The private equity firm, with other quasi-investors, is evaluating an exit.

Decathlon Capital Partners-backed V5 systems, a maker of portable ‘OnSound’ gunshot detection devices, is seeking a buyer, sources familiar with the process told PE Hub.

A formal process has been underway over a month, although it’s unclear if the company has received bids. Berkery Noyes and a second investment bank have been hired as financial advisors on the sell-side, sources said.

The process is targeting both private equity and strategic buyers, they said.

Park City, Utah’s Decathlon, which makes investments between $500,000 and $10 million, is evaluating an exit along with other investors, but is also open to other structures.

Based in Fremont, V5 Systems is projected to generate annualized recurring revenue in the upper single-digit millions range in 2021. More than 90 percent of its total revenue is recurring or based off contractual agreements with orders worth over $100 million projected for the next two years, said the source.

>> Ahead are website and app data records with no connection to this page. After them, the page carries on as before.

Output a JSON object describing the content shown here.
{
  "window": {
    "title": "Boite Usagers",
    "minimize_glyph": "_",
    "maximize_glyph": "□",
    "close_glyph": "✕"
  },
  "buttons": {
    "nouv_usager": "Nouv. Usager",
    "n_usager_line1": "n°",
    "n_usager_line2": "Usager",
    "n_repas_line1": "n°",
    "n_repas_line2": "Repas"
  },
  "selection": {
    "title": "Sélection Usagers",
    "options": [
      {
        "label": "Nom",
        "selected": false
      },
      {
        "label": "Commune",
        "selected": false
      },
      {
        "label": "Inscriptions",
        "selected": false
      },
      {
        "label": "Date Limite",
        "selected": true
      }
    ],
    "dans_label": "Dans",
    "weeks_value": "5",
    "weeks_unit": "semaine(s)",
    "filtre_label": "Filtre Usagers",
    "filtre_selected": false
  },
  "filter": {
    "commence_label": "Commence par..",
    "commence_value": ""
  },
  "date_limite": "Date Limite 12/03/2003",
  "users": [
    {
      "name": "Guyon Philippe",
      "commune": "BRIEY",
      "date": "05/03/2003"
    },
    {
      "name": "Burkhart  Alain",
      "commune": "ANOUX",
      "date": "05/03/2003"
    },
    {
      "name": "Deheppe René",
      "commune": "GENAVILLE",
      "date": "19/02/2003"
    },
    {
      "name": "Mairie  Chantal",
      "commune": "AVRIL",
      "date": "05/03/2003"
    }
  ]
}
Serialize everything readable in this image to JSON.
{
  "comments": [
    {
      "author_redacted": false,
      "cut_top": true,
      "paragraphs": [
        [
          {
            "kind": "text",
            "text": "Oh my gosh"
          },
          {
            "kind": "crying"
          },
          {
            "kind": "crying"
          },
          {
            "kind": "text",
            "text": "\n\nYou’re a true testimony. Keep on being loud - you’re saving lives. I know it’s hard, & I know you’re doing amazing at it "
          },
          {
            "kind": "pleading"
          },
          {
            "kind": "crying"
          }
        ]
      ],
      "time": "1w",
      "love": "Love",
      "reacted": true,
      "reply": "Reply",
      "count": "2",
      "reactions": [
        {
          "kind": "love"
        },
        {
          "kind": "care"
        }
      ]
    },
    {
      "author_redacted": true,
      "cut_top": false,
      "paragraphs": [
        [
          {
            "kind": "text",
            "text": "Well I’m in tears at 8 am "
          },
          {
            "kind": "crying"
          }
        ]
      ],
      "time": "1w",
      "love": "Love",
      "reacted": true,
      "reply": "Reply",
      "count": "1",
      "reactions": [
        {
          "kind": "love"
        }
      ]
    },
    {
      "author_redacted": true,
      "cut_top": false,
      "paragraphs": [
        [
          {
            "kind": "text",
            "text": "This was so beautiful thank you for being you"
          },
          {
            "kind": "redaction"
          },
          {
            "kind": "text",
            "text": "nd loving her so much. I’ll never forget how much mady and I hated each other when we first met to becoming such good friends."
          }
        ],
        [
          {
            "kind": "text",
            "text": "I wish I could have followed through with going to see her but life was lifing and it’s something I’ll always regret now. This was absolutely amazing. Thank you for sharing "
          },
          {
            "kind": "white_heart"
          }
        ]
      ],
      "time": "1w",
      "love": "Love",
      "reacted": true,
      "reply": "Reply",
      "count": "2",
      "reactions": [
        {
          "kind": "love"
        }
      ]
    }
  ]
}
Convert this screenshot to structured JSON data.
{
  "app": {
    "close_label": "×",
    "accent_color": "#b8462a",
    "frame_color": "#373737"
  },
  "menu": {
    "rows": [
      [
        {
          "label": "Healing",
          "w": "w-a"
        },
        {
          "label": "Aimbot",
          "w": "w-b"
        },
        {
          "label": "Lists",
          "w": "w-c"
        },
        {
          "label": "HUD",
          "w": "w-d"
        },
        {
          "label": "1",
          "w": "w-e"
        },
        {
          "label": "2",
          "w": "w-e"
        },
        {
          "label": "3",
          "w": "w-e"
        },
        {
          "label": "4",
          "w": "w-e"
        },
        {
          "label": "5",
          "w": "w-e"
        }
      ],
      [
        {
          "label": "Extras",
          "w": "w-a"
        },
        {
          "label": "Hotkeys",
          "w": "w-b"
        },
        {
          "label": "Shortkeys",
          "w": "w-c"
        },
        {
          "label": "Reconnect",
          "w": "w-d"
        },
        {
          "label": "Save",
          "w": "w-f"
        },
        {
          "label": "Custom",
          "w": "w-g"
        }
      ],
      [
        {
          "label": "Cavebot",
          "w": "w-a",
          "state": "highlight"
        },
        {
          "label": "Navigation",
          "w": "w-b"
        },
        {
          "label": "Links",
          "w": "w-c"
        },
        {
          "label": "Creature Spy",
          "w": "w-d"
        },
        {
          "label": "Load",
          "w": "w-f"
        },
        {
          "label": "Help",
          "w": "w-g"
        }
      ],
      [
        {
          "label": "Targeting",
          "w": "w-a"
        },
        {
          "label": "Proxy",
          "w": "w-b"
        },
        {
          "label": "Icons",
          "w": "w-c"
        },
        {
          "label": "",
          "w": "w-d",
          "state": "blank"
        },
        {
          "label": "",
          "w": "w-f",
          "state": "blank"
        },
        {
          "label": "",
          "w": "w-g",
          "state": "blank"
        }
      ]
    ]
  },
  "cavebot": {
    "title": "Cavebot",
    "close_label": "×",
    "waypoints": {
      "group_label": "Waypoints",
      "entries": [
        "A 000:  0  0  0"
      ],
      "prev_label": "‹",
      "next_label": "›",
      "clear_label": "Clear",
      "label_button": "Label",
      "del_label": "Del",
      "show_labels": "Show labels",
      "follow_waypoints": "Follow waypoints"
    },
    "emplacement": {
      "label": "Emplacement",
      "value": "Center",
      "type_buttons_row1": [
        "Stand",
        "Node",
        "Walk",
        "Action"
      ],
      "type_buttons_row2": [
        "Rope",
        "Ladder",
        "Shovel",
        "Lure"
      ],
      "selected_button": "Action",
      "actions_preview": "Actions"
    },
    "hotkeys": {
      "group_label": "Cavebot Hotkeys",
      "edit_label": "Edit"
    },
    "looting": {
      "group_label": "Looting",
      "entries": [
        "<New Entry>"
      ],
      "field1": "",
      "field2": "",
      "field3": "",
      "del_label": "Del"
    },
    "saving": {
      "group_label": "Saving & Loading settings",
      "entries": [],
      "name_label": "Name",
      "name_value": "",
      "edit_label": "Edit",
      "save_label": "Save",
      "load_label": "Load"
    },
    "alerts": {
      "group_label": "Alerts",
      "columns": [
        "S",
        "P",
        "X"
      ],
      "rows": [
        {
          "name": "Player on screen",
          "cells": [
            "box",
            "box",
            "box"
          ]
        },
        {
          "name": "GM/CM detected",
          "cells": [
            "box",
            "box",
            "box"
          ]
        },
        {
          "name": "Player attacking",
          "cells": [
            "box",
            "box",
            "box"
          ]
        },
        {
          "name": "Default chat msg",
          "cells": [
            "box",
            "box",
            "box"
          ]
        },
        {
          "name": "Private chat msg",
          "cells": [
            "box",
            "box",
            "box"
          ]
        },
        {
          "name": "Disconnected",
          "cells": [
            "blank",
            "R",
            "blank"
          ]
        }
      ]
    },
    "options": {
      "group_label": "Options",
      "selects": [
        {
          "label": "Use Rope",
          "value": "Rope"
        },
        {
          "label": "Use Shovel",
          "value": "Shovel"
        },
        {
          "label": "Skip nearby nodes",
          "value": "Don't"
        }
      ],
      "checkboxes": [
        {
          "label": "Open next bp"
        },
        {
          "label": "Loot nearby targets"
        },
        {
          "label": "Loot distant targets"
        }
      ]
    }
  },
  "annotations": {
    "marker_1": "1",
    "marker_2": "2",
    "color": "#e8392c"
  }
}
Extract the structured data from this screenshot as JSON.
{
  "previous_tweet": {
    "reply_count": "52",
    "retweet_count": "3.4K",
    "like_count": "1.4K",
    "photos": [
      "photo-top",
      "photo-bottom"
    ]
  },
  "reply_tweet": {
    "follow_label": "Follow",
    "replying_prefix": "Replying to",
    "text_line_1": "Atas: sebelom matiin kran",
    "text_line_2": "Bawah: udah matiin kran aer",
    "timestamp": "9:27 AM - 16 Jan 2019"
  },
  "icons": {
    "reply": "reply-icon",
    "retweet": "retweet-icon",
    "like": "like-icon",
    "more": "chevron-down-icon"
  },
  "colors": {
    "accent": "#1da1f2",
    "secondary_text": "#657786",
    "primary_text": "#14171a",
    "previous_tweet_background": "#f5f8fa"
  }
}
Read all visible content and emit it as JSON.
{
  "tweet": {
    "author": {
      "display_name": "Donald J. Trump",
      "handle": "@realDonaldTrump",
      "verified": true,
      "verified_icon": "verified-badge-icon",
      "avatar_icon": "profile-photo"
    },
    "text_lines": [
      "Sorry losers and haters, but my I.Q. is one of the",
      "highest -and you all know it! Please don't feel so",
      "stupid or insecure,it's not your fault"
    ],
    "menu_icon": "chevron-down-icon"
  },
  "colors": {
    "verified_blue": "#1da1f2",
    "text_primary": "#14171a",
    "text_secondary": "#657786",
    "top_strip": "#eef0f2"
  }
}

Subscriptions, offered through a Security-as-a-Service model, are priced at $299 per month, per unit for a 60-month period, excluding initial fee and installation charges. Apart from long-term contracts, the target also offers temporary rentals and direct purchase options with a 2-year support and warranty, according to its website.

Founded in 2014, V5 Systems has been looking to execute its sales pipeline and commit to new and existing customers, a key impetus for the sale process.

Decathlon announced a seven-figure investment aimed at advancing the AI technology in late 2018, but now the security solution company hopes to “aggressively grow,” the source said.

Consider the gunshot detection pilot program launched by the San Jose Police Department in partnership with V5 Systems. The outdoor security system – which detects the source of gunfire and consists of video cameras, microphones and license plate readers – will be mounted on poles in the Cadillac Winchester neighborhood.

The six-month agreement with V5 Systems comes at no cost to the city, plus it raises the chances of future adoption by other cities, schools, retail parking lots etc.

Prior to Decathlon’s investment, V5 Systems’ total investor funding was reported as $20 million in 2017, according to publication VC News Daily.

Since its inception, V5 Systems has closed multiple rounds of investments, including a $7 million Series A financing round in 2016 from Taiwanese electronics manufacturer Foxlink Group. The funding was aimed to drive international expansion, with Freddy Kuo from Foxlink Ventures joining V5’s board of directors. The company has offices in Russia, India and four in the USA.

More broadly, companies within this space typically trade hands for 5x to 10x revenue. “It can go up to 15x revenue, but it all depends on the growth rate of the technology,” the source told PE Hub.

Decathlon did not respond to a request for comment. V5 Systems and Berkery Noyes declined to comment.